On the surface the story seems simple enough: in medieval England, plagued by a magic that causes everyone to forget the things that happened in the recent and distant past, an old couple decides to travel to a nearby village to visit their son whom they haven't seen in a very long time. However, this being Kazuo Ishiguro, there's so much more to what's really going on.
Much of the story's mystery stems, not from why they can't remember, but from what it actually is they have forgotten. Slowly, as the story progresses, we are given pieces of the couple's, as well as the country's, past. Along the way, they meet up with several other characters who also have a role to play in this forgetfulness and in trying to find a way to undo it.
While there are dragons, ogres, pixies, magic, and a devil dog, this is not a traditional Fantasy novel. Interestingly, though, I think people who either like or dislike Fantasy can still enjoy it for what it is. The message is very relevant to the history of humanity over the centuries, but it's also particularly timely for our age. (And that's all I'm going to say, because even a hint of what it's about would ruin the effect of the story.)

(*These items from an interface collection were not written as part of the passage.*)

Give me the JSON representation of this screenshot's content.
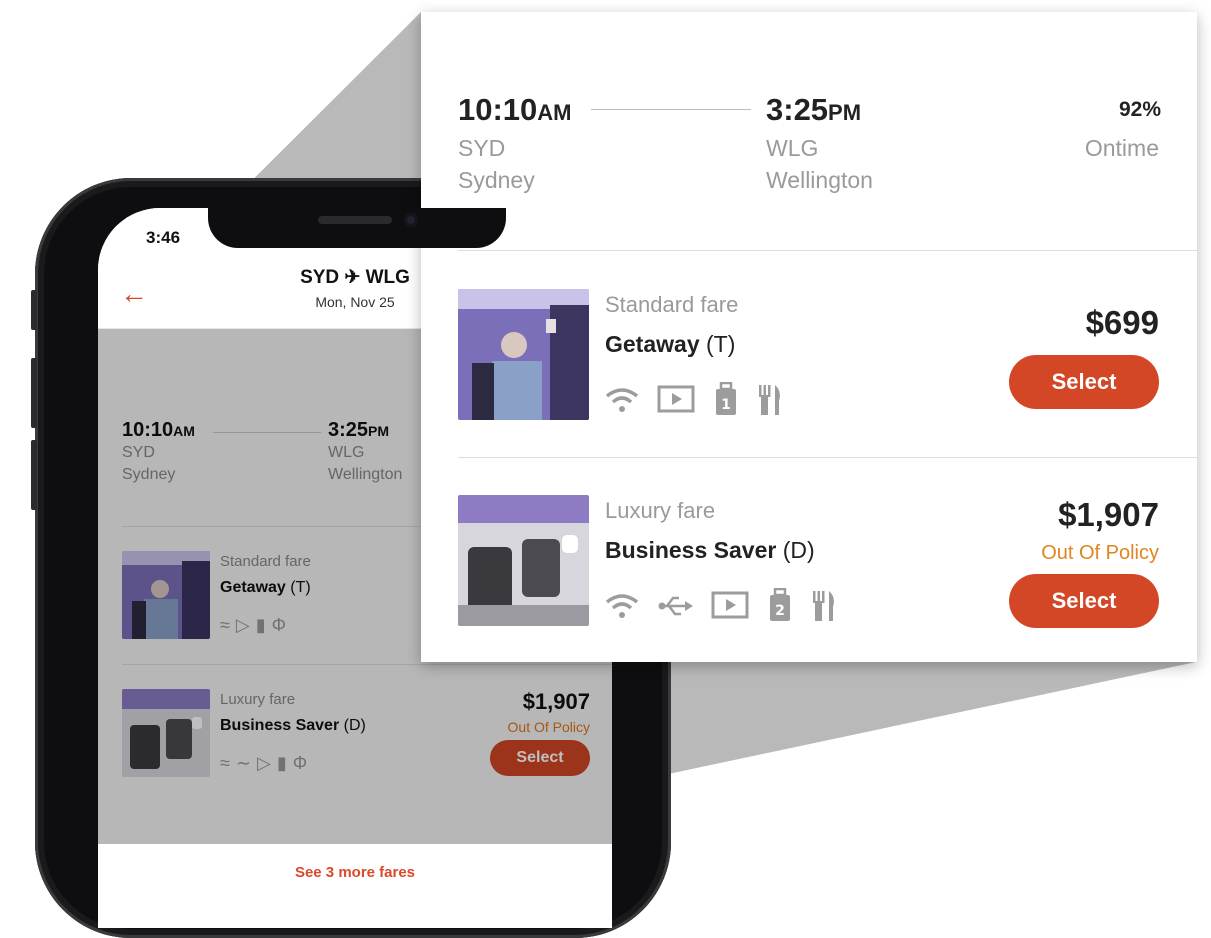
{
  "phone": {
    "status_time": "3:46",
    "header": {
      "route": "SYD ✈ WLG",
      "date": "Mon, Nov 25"
    },
    "flight": {
      "depart_time": "10:10",
      "depart_ampm": "AM",
      "depart_code": "SYD",
      "depart_city": "Sydney",
      "arrive_time": "3:25",
      "arrive_ampm": "PM",
      "arrive_code": "WLG",
      "arrive_city": "Wellington"
    },
    "fares": [
      {
        "label": "Standard fare",
        "name": "Getaway",
        "class_code": "(T)"
      },
      {
        "label": "Luxury fare",
        "name": "Business Saver",
        "class_code": "(D)",
        "price": "$1,907",
        "policy": "Out Of Policy",
        "select_label": "Select"
      }
    ],
    "more_fares": "See 3 more fares"
  },
  "callout": {
    "flight": {
      "depart_time": "10:10",
      "depart_ampm": "AM",
      "depart_code": "SYD",
      "depart_city": "Sydney",
      "arrive_time": "3:25",
      "arrive_ampm": "PM",
      "arrive_code": "WLG",
      "arrive_city": "Wellington",
      "ontime_pct": "92%",
      "ontime_label": "Ontime"
    },
    "fares": [
      {
        "label": "Standard fare",
        "name": "Getaway",
        "class_code": "(T)",
        "price": "$699",
        "select_label": "Select",
        "amenities": [
          "wifi-icon",
          "entertainment-icon",
          "bag-1-icon",
          "meal-icon"
        ]
      },
      {
        "label": "Luxury fare",
        "name": "Business Saver",
        "class_code": "(D)",
        "price": "$1,907",
        "policy": "Out Of Policy",
        "select_label": "Select",
        "amenities": [
          "wifi-icon",
          "usb-icon",
          "entertainment-icon",
          "bag-2-icon",
          "meal-icon"
        ]
      }
    ]
  },
  "colors": {
    "accent": "#d34727",
    "out_of_policy": "#e0851f",
    "muted_text": "#9a9a9a"
  }
}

The writing itself is very gentle--perhaps a bit too gentle considering they are on an adventure of sorts. While the setting lacks much in the way of description, the characters of the old couple are definitely the highlight of the novel next to its message. I can't stress enough how excellent the relationship is between this wonderfully written old couple. Never is the story or writing more tender than when it is sharing a conversation between the two of them.
And, yet, I give it only three stars. That's because, even though the novel starts and finishes strongly, there's a part in the middle that just seems out of place. For a stretch of the novel, it was as if Ishiguro himself suffered from the same plague of forgetfulness as to why he was writing the novel and just had the characters do things. Gone was the loaded narrative that had previously let us know this story was about more than just an old couple and a land that forgets. It just felt so empty and out of place that it completely ruined the flow of the story.
I don't want to discourage anyone from reading this novel. I gave a similar rating to Never Let Me Go, for a completely different reason, yet I wouldn't hesitate for a moment to call it brilliant. This one is, too, but it is a slight step down from that one. And both pale when compared to The Remains of the Day, which is about as perfect as any novel can hope to get.
Published March 3, 2015 by Knopf.